- Keywords in Meta Tag
- On average, most search engines permit up to about 900 characters or 25 words in your keyword meta tag. Some search engines permit up to 1200 characters, but many do not. They will cut off their database gathering at whatever their limit is, but if they detect you have too many characters or words in your meta tag, they might decline your site, so stay within the limits.
- Keep Keywords Distant
- Search engines can tell when they are being “spammed”, flooded with too many keywords in order to force the web page to be recognized. One of the triggers for this spamming is when a keyword is used too many times too close together. For instance, the sentence “Nature photography is the photography of nature subjects” might trigger a warning. If I change the sentence to “The art of nature photography is photographing natural subjects”, there is now enough words and changes in the words to make it appear like these words are in a sentence, part of the overall content and not an attempt to spam.
- Keep Keywords on Top
- Keep the keywords in your content towards the top of your page code as most search engine robots rarely search past 25-50% of the total page. This puts your most valuable search engine keyword criteria up where they can find it.
- Keywords are Everywhere
- Keywords are not limited to those found within your keyword meta tag or content. Some search engines will pick up keywords from within image
ALTtags, comments, link
TITLEtags, and through the web page’s
DESCRIPTIONmeta tags. Look through your code carefully to see where you can add some keyword references.
- Some Keywords Score Higher
- Some search engines give extra points if the keywords in your meta tags are found within header tags. If keywords are found within the page title, page description, and the headers, you can score big with search engines.
- Mizzpell a Few Words and Use Plurals
- Not everyone can spell so think about the different ways people may spell some of your key words. For example, there is much debate about whether “web site” or “web site” is the current spelling. According to Webster’s, the correct spelling is “web site”. So include both spellings in your keywords tag to cover all your bases. Don’t use misspelled words within your content but do list them in your keywords. Also considering using plural versions of your keywords as many searchers think if they are looking for more than one result, they had better look for “web pages” instead of “web page”.
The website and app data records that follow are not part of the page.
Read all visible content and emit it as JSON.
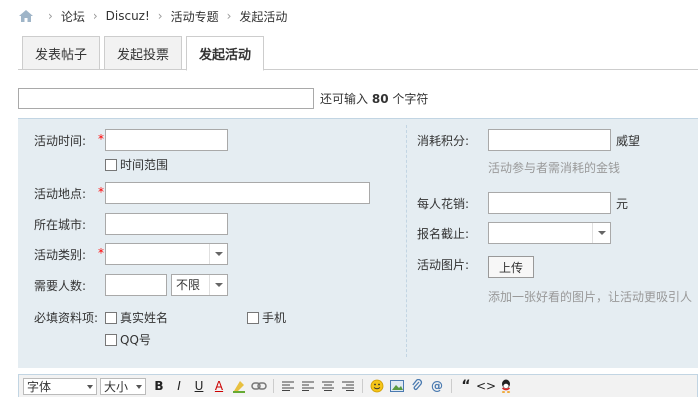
{
  "breadcrumb": {
    "items": [
      "论坛",
      "Discuz!",
      "活动专题",
      "发起活动"
    ]
  },
  "tabs": [
    {
      "label": "发表帖子"
    },
    {
      "label": "发起投票"
    },
    {
      "label": "发起活动"
    }
  ],
  "subject": {
    "value": "",
    "hint_prefix": "还可输入",
    "hint_count": "80",
    "hint_suffix": "个字符"
  },
  "form": {
    "time_label": "活动时间:",
    "time_range_label": "时间范围",
    "location_label": "活动地点:",
    "city_label": "所在城市:",
    "category_label": "活动类别:",
    "people_label": "需要人数:",
    "people_limit_value": "不限",
    "required_label": "必填资料项:",
    "real_name_label": "真实姓名",
    "phone_label": "手机",
    "qq_label": "QQ号",
    "points_label": "消耗积分:",
    "points_unit": "威望",
    "points_hint": "活动参与者需消耗的金钱",
    "cost_label": "每人花销:",
    "cost_unit": "元",
    "deadline_label": "报名截止:",
    "image_label": "活动图片:",
    "upload_label": "上传",
    "image_hint": "添加一张好看的图片，让活动更吸引人",
    "required_mark": "*"
  },
  "editor": {
    "font_label": "字体",
    "size_label": "大小",
    "bold": "B",
    "italic": "I",
    "underline": "U",
    "color": "A",
    "quote": "“",
    "code": "<>"
  },
  "colors": {
    "panel_bg": "#e5edf2",
    "panel_border": "#c2d5e3",
    "required": "#ff0000",
    "hint": "#999999"
  }
}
Keywords – Resources and Suggestions
- Lycos Top 50 Searches
- Yahoo’s Most Asked Questions in 2003
- Yahoo’s Buzz Index – Top Searches of the Year
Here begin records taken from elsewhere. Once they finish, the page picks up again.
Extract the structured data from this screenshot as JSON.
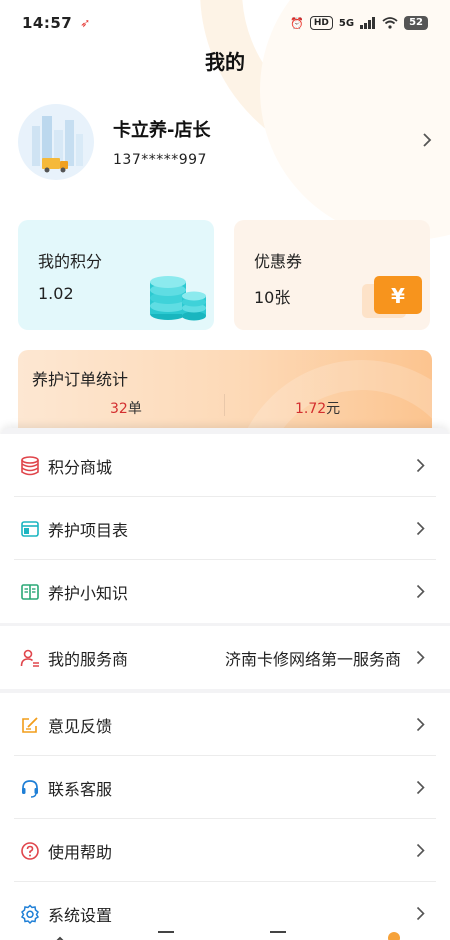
{
  "status_bar": {
    "time": "14:57",
    "hd_label": "HD",
    "network": "5G",
    "battery": "52"
  },
  "header": {
    "title": "我的"
  },
  "profile": {
    "name": "卡立养-店长",
    "phone": "137*****997"
  },
  "cards": {
    "points": {
      "label": "我的积分",
      "value": "1.02"
    },
    "coupon": {
      "label": "优惠券",
      "value": "10张",
      "icon_symbol": "¥"
    }
  },
  "orders": {
    "title": "养护订单统计",
    "count_value": "32",
    "count_unit": "单",
    "amount_value": "1.72",
    "amount_unit": "元"
  },
  "menu": {
    "group1": [
      {
        "label": "积分商城",
        "icon": "database-icon"
      },
      {
        "label": "养护项目表",
        "icon": "window-icon"
      },
      {
        "label": "养护小知识",
        "icon": "book-icon"
      }
    ],
    "group2": [
      {
        "label": "我的服务商",
        "value": "济南卡修网络第一服务商",
        "icon": "user-list-icon"
      }
    ],
    "group3": [
      {
        "label": "意见反馈",
        "icon": "edit-icon"
      },
      {
        "label": "联系客服",
        "icon": "headset-icon"
      },
      {
        "label": "使用帮助",
        "icon": "help-icon"
      },
      {
        "label": "系统设置",
        "icon": "gear-icon"
      }
    ]
  },
  "colors": {
    "accent_orange": "#f6a23a",
    "amount_red": "#d32f2f",
    "points_card_bg": "#e3f8fb",
    "coupon_card_bg": "#fdf3ea"
  }
}
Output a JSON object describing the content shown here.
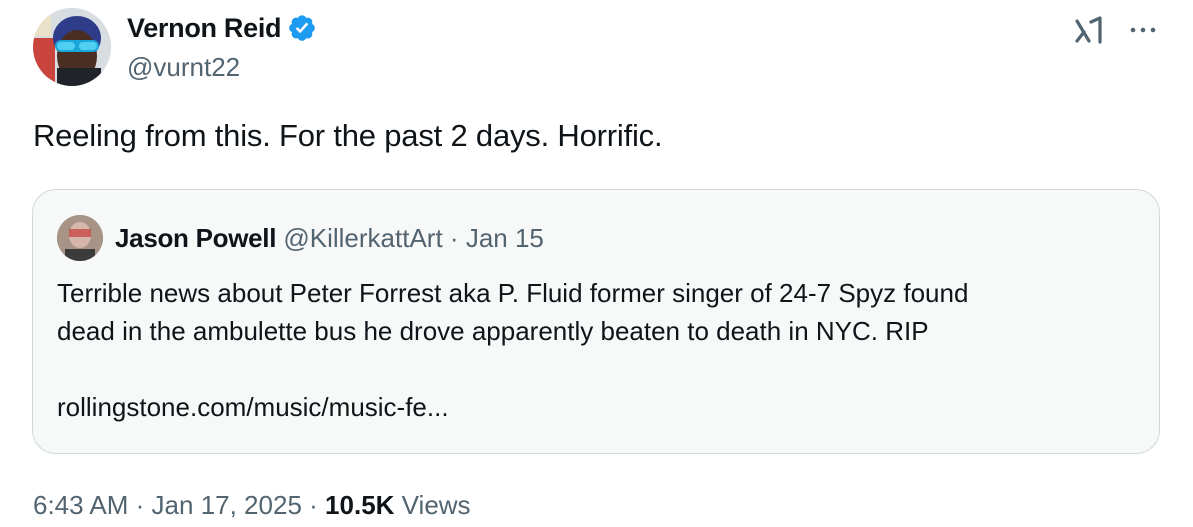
{
  "author": {
    "name": "Vernon Reid",
    "handle": "@vurnt22",
    "verified_color": "#1d9bf0"
  },
  "tweet": {
    "text": "Reeling from this. For the past 2 days. Horrific."
  },
  "quoted_tweet": {
    "name": "Jason Powell",
    "handle": "@KillerkattArt",
    "separator": "·",
    "date": "Jan 15",
    "text_line1": "Terrible news about Peter Forrest aka P. Fluid former singer of 24-7 Spyz found",
    "text_line2": "dead in the ambulette bus he drove apparently beaten to death in NYC. RIP",
    "link": "rollingstone.com/music/music-fe..."
  },
  "footer": {
    "time": "6:43 AM",
    "separator": "·",
    "date": "Jan 17, 2025",
    "separator2": "·",
    "views_count": "10.5K",
    "views_label": "Views"
  },
  "icons": {
    "grok": "grok-icon",
    "more": "more-icon",
    "verified": "verified-badge-icon"
  }
}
- 2003 BBC News E-cyclopedia’s Glossary Popular New Words and Phrases of the Year
- AskJeeves Search Results
- Ask Jeeves IQ (Interesting Queries) Top Searches
- Top in 2003 Year in Review Lists – Extensive
- Overview of keywords, browsers, etc. on Google.com
- Top Keyword Searches
- Google’s Keyword Sandbox
- Keyword Thesaurus and Suggestions
- Thesaurus.com – Look up synonyms
- Top Ten Word Lists of 2003 by Your Dictionary
- Keyword Map
Keyword – Testers and Checkers
- Enginemage’s Keyword Suggestions Tool (returns keyword, domain name, and meta tag suggestions)
- Keyword Counter
- Keyword Density Checker *****
- Keyword Validators with Search Engines
- Ranks.nl Keyword Density and Prominence*****
- Search Engine World Keyword Density Analyzer****
- Search Engine Optimization Tools – Similar Page Checker
- Webjectives Keyword Density Analyzer
- Webmaster Toolkit’s Web Page Analyser for Search Engine Keywords
- Word Counter ***